**INSTRUCTIONS TO FOLLOW**
Could you filter the records below down to the lines that include the word "title"?

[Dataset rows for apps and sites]
::::::::
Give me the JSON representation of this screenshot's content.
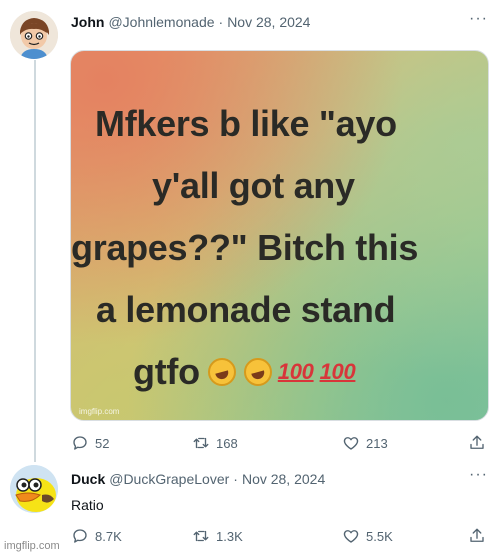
{
  "tweet": {
    "author_name": "John",
    "author_handle": "@Johnlemonade",
    "date": "Nov 28, 2024",
    "more": "···",
    "media": {
      "lines": [
        "Mfkers b like \"ayo",
        "y'all got any",
        "grapes??\" Bitch this",
        "a lemonade stand",
        "gtfo"
      ],
      "emoji_100": "100",
      "watermark": "imgflip.com"
    },
    "stats": {
      "replies": "52",
      "retweets": "168",
      "likes": "213"
    }
  },
  "reply": {
    "author_name": "Duck",
    "author_handle": "@DuckGrapeLover",
    "date": "Nov 28, 2024",
    "more": "···",
    "text": "Ratio",
    "stats": {
      "replies": "8.7K",
      "retweets": "1.3K",
      "likes": "5.5K"
    }
  },
  "watermark": "imgflip.com",
  "icons": [
    "reply-icon",
    "retweet-icon",
    "like-icon",
    "share-icon",
    "more-icon"
  ],
  "colors": {
    "text": "#0f1419",
    "muted": "#536471",
    "thread_line": "#cfd9de"
  }
}
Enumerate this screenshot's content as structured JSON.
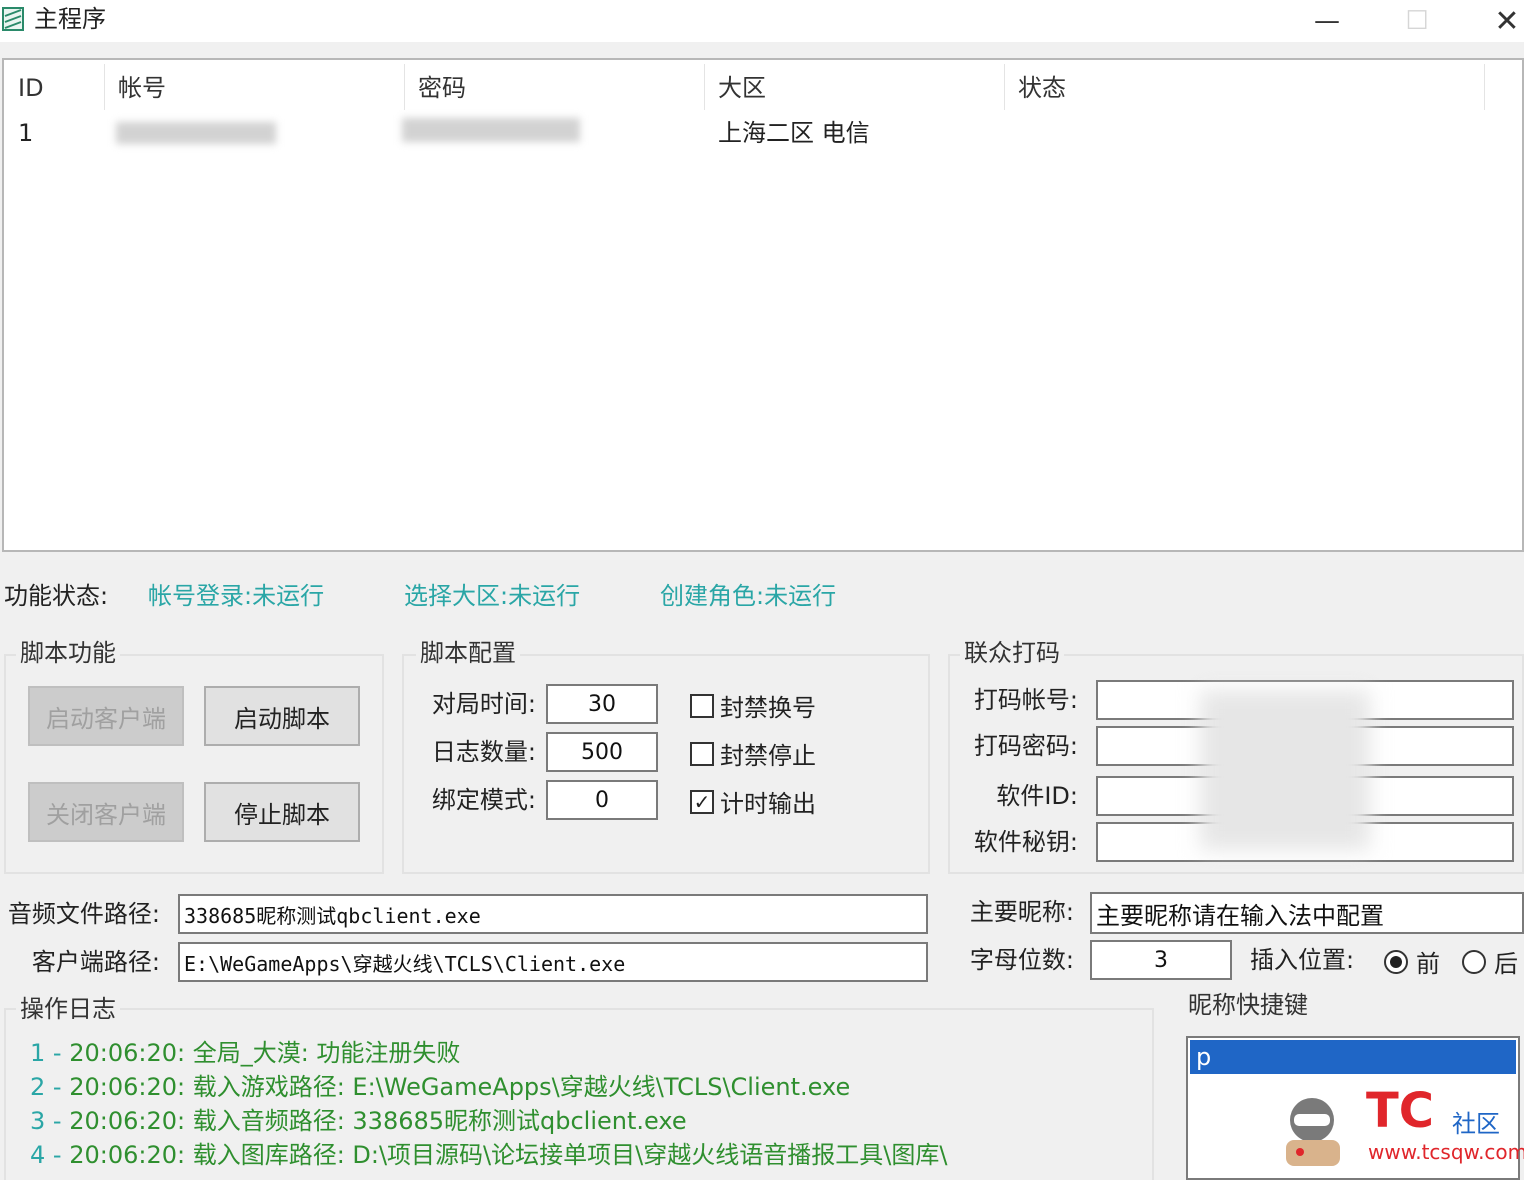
{
  "window": {
    "title": "主程序",
    "minimize": "—",
    "maximize": "☐",
    "close": "✕"
  },
  "list": {
    "columns": [
      "ID",
      "帐号",
      "密码",
      "大区",
      "状态"
    ],
    "rows": [
      {
        "id": "1",
        "region": "上海二区 电信"
      }
    ]
  },
  "status": {
    "label": "功能状态:",
    "items": [
      "帐号登录:未运行",
      "选择大区:未运行",
      "创建角色:未运行"
    ]
  },
  "script_functions": {
    "title": "脚本功能",
    "start_client": "启动客户端",
    "start_script": "启动脚本",
    "close_client": "关闭客户端",
    "stop_script": "停止脚本"
  },
  "script_config": {
    "title": "脚本配置",
    "match_time_label": "对局时间:",
    "match_time_value": "30",
    "log_count_label": "日志数量:",
    "log_count_value": "500",
    "bind_mode_label": "绑定模式:",
    "bind_mode_value": "0",
    "ban_switch_label": "封禁换号",
    "ban_switch_checked": false,
    "ban_stop_label": "封禁停止",
    "ban_stop_checked": false,
    "timer_output_label": "计时输出",
    "timer_output_checked": true
  },
  "captcha": {
    "title": "联众打码",
    "account_label": "打码帐号:",
    "password_label": "打码密码:",
    "software_id_label": "软件ID:",
    "software_key_label": "软件秘钥:"
  },
  "paths": {
    "audio_label": "音频文件路径:",
    "audio_value": "338685昵称测试qbclient.exe",
    "client_label": "客户端路径:",
    "client_value": "E:\\WeGameApps\\穿越火线\\TCLS\\Client.exe"
  },
  "nickname": {
    "main_label": "主要昵称:",
    "main_value": "主要昵称请在输入法中配置",
    "letter_count_label": "字母位数:",
    "letter_count_value": "3",
    "insert_pos_label": "插入位置:",
    "insert_before": "前",
    "insert_after": "后",
    "selected": "前"
  },
  "log": {
    "title": "操作日志",
    "lines": [
      {
        "num": "1 - ",
        "text": "20:06:20:  全局_大漠:  功能注册失败"
      },
      {
        "num": "2 - ",
        "text": "20:06:20:  载入游戏路径:  E:\\WeGameApps\\穿越火线\\TCLS\\Client.exe"
      },
      {
        "num": "3 - ",
        "text": "20:06:20:  载入音频路径:  338685昵称测试qbclient.exe"
      },
      {
        "num": "4 - ",
        "text": "20:06:20:  载入图库路径:  D:\\项目源码\\论坛接单项目\\穿越火线语音播报工具\\图库\\"
      }
    ]
  },
  "shortcut": {
    "title": "昵称快捷键",
    "items": [
      "p"
    ]
  },
  "watermark": {
    "logo": "TC",
    "label": "社区",
    "url": "www.tcsqw.com"
  },
  "colors": {
    "status_text": "#2aa6a6",
    "log_text": "#2f8f2f",
    "selection": "#1f66c6",
    "watermark": "#e0262b"
  }
}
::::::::
**SOLUTION**
    "title": "主程序",
    "title": "脚本功能",
    "title": "脚本配置",
    "title": "联众打码",
    "title": "操作日志",
    "title": "昵称快捷键",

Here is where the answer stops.